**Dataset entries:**
+ + +
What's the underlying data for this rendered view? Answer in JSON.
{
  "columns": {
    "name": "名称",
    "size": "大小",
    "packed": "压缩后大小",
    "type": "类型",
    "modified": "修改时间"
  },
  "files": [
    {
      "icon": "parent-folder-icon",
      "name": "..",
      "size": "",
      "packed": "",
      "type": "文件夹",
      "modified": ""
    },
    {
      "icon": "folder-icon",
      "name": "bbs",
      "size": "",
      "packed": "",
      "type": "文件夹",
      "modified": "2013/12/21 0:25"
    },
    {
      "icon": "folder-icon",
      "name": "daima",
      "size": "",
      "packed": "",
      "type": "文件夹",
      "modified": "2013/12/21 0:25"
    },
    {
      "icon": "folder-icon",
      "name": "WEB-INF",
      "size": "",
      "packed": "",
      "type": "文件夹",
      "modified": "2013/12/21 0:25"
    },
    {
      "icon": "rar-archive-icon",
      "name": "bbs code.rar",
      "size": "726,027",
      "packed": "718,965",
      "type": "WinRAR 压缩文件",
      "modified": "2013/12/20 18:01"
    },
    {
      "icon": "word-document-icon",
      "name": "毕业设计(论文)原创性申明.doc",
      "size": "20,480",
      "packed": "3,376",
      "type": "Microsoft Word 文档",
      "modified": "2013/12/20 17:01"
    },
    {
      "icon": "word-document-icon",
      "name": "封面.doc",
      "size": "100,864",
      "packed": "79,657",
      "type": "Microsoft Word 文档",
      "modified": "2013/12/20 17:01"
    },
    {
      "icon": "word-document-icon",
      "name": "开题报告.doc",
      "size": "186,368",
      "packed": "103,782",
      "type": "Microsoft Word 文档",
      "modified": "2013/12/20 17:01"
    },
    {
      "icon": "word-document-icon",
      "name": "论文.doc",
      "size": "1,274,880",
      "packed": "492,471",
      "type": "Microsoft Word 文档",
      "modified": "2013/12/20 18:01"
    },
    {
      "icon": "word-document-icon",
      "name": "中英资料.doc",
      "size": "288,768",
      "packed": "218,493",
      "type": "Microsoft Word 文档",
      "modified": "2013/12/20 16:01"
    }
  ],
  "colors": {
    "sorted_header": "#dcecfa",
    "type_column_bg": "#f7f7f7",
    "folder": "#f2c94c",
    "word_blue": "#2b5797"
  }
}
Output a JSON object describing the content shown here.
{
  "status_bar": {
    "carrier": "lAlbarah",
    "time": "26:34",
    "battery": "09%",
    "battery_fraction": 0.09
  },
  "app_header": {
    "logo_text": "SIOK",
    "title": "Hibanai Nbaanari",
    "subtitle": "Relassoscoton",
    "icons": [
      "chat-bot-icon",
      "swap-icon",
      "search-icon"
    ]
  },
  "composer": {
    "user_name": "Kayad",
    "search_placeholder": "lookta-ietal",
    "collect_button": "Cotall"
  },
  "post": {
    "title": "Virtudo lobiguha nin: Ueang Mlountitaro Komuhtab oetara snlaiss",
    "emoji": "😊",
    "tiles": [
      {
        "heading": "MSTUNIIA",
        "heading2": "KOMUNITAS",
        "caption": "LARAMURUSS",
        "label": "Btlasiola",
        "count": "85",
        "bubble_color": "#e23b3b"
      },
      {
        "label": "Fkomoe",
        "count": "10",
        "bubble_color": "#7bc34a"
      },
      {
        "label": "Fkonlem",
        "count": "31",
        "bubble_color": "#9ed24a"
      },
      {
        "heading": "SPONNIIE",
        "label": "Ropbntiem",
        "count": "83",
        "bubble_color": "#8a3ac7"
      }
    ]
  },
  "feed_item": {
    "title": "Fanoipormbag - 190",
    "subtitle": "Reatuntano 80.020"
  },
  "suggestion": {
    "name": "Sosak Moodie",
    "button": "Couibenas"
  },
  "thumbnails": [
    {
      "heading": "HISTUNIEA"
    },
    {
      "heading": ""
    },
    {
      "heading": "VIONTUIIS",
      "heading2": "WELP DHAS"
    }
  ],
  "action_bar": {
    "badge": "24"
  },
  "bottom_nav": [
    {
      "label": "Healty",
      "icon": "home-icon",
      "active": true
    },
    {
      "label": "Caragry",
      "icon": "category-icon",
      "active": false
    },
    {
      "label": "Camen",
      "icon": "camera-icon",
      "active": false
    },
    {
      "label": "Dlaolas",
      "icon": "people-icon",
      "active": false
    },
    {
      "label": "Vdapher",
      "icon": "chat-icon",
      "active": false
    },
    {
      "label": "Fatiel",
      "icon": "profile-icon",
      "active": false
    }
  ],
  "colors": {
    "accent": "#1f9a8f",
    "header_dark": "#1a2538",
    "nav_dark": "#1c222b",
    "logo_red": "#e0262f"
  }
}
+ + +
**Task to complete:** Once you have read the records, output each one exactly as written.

**Answer:**
What's the underlying data for this rendered view? Answer in JSON.
{
  "columns": {
    "name": "名称",
    "size": "大小",
    "packed": "压缩后大小",
    "type": "类型",
    "modified": "修改时间"
  },
  "files": [
    {
      "icon": "parent-folder-icon",
      "name": "..",
      "size": "",
      "packed": "",
      "type": "文件夹",
      "modified": ""
    },
    {
      "icon": "folder-icon",
      "name": "bbs",
      "size": "",
      "packed": "",
      "type": "文件夹",
      "modified": "2013/12/21 0:25"
    },
    {
      "icon": "folder-icon",
      "name": "daima",
      "size": "",
      "packed": "",
      "type": "文件夹",
      "modified": "2013/12/21 0:25"
    },
    {
      "icon": "folder-icon",
      "name": "WEB-INF",
      "size": "",
      "packed": "",
      "type": "文件夹",
      "modified": "2013/12/21 0:25"
    },
    {
      "icon": "rar-archive-icon",
      "name": "bbs code.rar",
      "size": "726,027",
      "packed": "718,965",
      "type": "WinRAR 压缩文件",
      "modified": "2013/12/20 18:01"
    },
    {
      "icon": "word-document-icon",
      "name": "毕业设计(论文)原创性申明.doc",
      "size": "20,480",
      "packed": "3,376",
      "type": "Microsoft Word 文档",
      "modified": "2013/12/20 17:01"
    },
    {
      "icon": "word-document-icon",
      "name": "封面.doc",
      "size": "100,864",
      "packed": "79,657",
      "type": "Microsoft Word 文档",
      "modified": "2013/12/20 17:01"
    },
    {
      "icon": "word-document-icon",
      "name": "开题报告.doc",
      "size": "186,368",
      "packed": "103,782",
      "type": "Microsoft Word 文档",
      "modified": "2013/12/20 17:01"
    },
    {
      "icon": "word-document-icon",
      "name": "论文.doc",
      "size": "1,274,880",
      "packed": "492,471",
      "type": "Microsoft Word 文档",
      "modified": "2013/12/20 18:01"
    },
    {
      "icon": "word-document-icon",
      "name": "中英资料.doc",
      "size": "288,768",
      "packed": "218,493",
      "type": "Microsoft Word 文档",
      "modified": "2013/12/20 16:01"
    }
  ],
  "colors": {
    "sorted_header": "#dcecfa",
    "type_column_bg": "#f7f7f7",
    "folder": "#f2c94c",
    "word_blue": "#2b5797"
  }
}
Output a JSON object describing the content shown here.
{
  "status_bar": {
    "carrier": "lAlbarah",
    "time": "26:34",
    "battery": "09%",
    "battery_fraction": 0.09
  },
  "app_header": {
    "logo_text": "SIOK",
    "title": "Hibanai Nbaanari",
    "subtitle": "Relassoscoton",
    "icons": [
      "chat-bot-icon",
      "swap-icon",
      "search-icon"
    ]
  },
  "composer": {
    "user_name": "Kayad",
    "search_placeholder": "lookta-ietal",
    "collect_button": "Cotall"
  },
  "post": {
    "title": "Virtudo lobiguha nin: Ueang Mlountitaro Komuhtab oetara snlaiss",
    "emoji": "😊",
    "tiles": [
      {
        "heading": "MSTUNIIA",
        "heading2": "KOMUNITAS",
        "caption": "LARAMURUSS",
        "label": "Btlasiola",
        "count": "85",
        "bubble_color": "#e23b3b"
      },
      {
        "label": "Fkomoe",
        "count": "10",
        "bubble_color": "#7bc34a"
      },
      {
        "label": "Fkonlem",
        "count": "31",
        "bubble_color": "#9ed24a"
      },
      {
        "heading": "SPONNIIE",
        "label": "Ropbntiem",
        "count": "83",
        "bubble_color": "#8a3ac7"
      }
    ]
  },
  "feed_item": {
    "title": "Fanoipormbag - 190",
    "subtitle": "Reatuntano 80.020"
  },
  "suggestion": {
    "name": "Sosak Moodie",
    "button": "Couibenas"
  },
  "thumbnails": [
    {
      "heading": "HISTUNIEA"
    },
    {
      "heading": ""
    },
    {
      "heading": "VIONTUIIS",
      "heading2": "WELP DHAS"
    }
  ],
  "action_bar": {
    "badge": "24"
  },
  "bottom_nav": [
    {
      "label": "Healty",
      "icon": "home-icon",
      "active": true
    },
    {
      "label": "Caragry",
      "icon": "category-icon",
      "active": false
    },
    {
      "label": "Camen",
      "icon": "camera-icon",
      "active": false
    },
    {
      "label": "Dlaolas",
      "icon": "people-icon",
      "active": false
    },
    {
      "label": "Vdapher",
      "icon": "chat-icon",
      "active": false
    },
    {
      "label": "Fatiel",
      "icon": "profile-icon",
      "active": false
    }
  ],
  "colors": {
    "accent": "#1f9a8f",
    "header_dark": "#1a2538",
    "nav_dark": "#1c222b",
    "logo_red": "#e0262f"
  }
}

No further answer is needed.